Much is packed into this novel and at times it did make me laugh out loud and I admit to shedding the odd tear or two at points. However, I really could not believe in Marla. Her attitude was so scathing and she had immediately decided her business was going to fail because of something which I felt is a fact of life. Death. I know her business relied on the happier moments of life, but I was pleased when Gabe showed her on occasions that actually there is much to be celebrated of the life of someone who has died. Marla was straight in from the beginning, against the funeral directors and ended up with egg on her face (something that I was glad about) in her handling of the feud she had created and that had been escalated by her friend Jonny. A very good description of the media of today.
I knew from the very beginning who was going to end up with who and I carried on reading because I wanted to see if Gabe could possibly make Marla slightly more pleasant and human. This is what grated me with this book – the character of Marla. A well written character if she can get up your nose so well perhaps? Or one that could have needed more work? Only if you read the book will you be able to judge for yourself.

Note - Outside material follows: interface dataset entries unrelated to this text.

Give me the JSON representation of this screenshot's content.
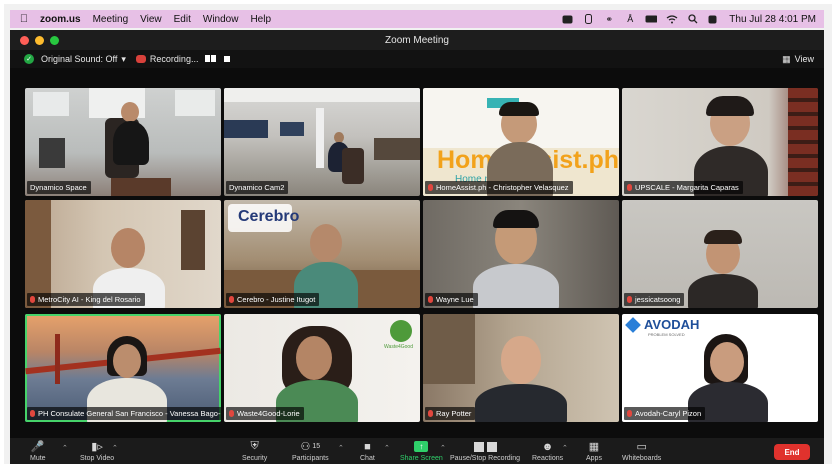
{
  "menubar": {
    "app": "zoom.us",
    "menus": [
      "Meeting",
      "View",
      "Edit",
      "Window",
      "Help"
    ],
    "clock": "Thu Jul 28  4:01 PM"
  },
  "window": {
    "title": "Zoom Meeting"
  },
  "infobar": {
    "original_sound": "Original Sound: Off",
    "recording": "Recording...",
    "view": "View"
  },
  "participants": [
    {
      "name": "Dynamico Space",
      "muted": false
    },
    {
      "name": "Dynamico Cam2",
      "muted": false
    },
    {
      "name": "HomeAssist.ph - Christopher Velasquez",
      "muted": true
    },
    {
      "name": "UPSCALE - Margarita Caparas",
      "muted": true
    },
    {
      "name": "MetroCity AI - King del Rosario",
      "muted": true
    },
    {
      "name": "Cerebro - Justine Itugot",
      "muted": true
    },
    {
      "name": "Wayne Lue",
      "muted": true
    },
    {
      "name": "jessicatsoong",
      "muted": true
    },
    {
      "name": "PH Consulate General San Francisco - Vanessa Bago-Li...",
      "muted": true
    },
    {
      "name": "Waste4Good-Lorie",
      "muted": true
    },
    {
      "name": "Ray Potter",
      "muted": true
    },
    {
      "name": "Avodah-Caryl Pizon",
      "muted": true
    }
  ],
  "backgrounds": {
    "homeassist_logo": "HomeAssist.ph",
    "homeassist_tagline": "Home made easy.",
    "cerebro_logo": "Cerebro",
    "avodah_logo": "AVODAH",
    "avodah_tagline": "PROBLEM SOLVED",
    "waste4good_logo": "Waste4Good"
  },
  "toolbar": {
    "mute": "Mute",
    "stop_video": "Stop Video",
    "security": "Security",
    "participants": "Participants",
    "participants_count": "15",
    "chat": "Chat",
    "share_screen": "Share Screen",
    "pause_recording": "Pause/Stop Recording",
    "reactions": "Reactions",
    "apps": "Apps",
    "whiteboards": "Whiteboards",
    "end": "End"
  },
  "colors": {
    "menubar_bg": "#e7c0e6",
    "active_speaker_border": "#46d36a",
    "end_button": "#e0322d",
    "share_green": "#2fd06a"
  }
}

There is enough good and evil in the book for it to be what you would expect in a ‘chick-lit’ novel, the baddies get their comeuppance, the good ones get their goal (with heartache along the way). Having never read any of Kat French’s work before this was an escapism read that can be forgotten.
I understand that Kat French also writes under the name Kitty French as an author of erotic fiction. This book is certainly not that, (thank goodness) but I would not put it up there with the likes of Katie Fforde, Carole Matthews, Trisha Ashley, Veronica Henry et al. It would need a bit of polishing. I think it was the premise Wedding Chapel versus Funeral Director that did not sit comfortably with me. Would have just needed christenings and you would have had it all Hatches, Matches and Dispatches!